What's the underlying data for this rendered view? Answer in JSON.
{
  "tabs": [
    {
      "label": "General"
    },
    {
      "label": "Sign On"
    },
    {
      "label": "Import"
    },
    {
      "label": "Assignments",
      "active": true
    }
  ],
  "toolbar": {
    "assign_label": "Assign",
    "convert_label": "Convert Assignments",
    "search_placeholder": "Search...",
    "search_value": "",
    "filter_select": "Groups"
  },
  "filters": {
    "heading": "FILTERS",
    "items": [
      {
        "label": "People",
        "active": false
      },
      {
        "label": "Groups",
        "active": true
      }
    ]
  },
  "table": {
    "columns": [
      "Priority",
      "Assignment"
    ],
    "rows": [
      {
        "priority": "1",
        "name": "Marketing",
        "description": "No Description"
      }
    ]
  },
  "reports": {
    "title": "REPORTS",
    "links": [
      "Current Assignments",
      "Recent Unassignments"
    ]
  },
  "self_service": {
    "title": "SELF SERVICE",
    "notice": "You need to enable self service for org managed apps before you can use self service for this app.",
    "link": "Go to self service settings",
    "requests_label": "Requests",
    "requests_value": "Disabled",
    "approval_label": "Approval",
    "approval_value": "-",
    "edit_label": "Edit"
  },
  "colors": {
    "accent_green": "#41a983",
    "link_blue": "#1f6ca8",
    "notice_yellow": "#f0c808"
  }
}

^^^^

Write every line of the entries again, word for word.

# Response to this task:
What's the underlying data for this rendered view? Answer in JSON.
{
  "tabs": [
    {
      "label": "General"
    },
    {
      "label": "Sign On"
    },
    {
      "label": "Import"
    },
    {
      "label": "Assignments",
      "active": true
    }
  ],
  "toolbar": {
    "assign_label": "Assign",
    "convert_label": "Convert Assignments",
    "search_placeholder": "Search...",
    "search_value": "",
    "filter_select": "Groups"
  },
  "filters": {
    "heading": "FILTERS",
    "items": [
      {
        "label": "People",
        "active": false
      },
      {
        "label": "Groups",
        "active": true
      }
    ]
  },
  "table": {
    "columns": [
      "Priority",
      "Assignment"
    ],
    "rows": [
      {
        "priority": "1",
        "name": "Marketing",
        "description": "No Description"
      }
    ]
  },
  "reports": {
    "title": "REPORTS",
    "links": [
      "Current Assignments",
      "Recent Unassignments"
    ]
  },
  "self_service": {
    "title": "SELF SERVICE",
    "notice": "You need to enable self service for org managed apps before you can use self service for this app.",
    "link": "Go to self service settings",
    "requests_label": "Requests",
    "requests_value": "Disabled",
    "approval_label": "Approval",
    "approval_value": "-",
    "edit_label": "Edit"
  },
  "colors": {
    "accent_green": "#41a983",
    "link_blue": "#1f6ca8",
    "notice_yellow": "#f0c808"
  }
}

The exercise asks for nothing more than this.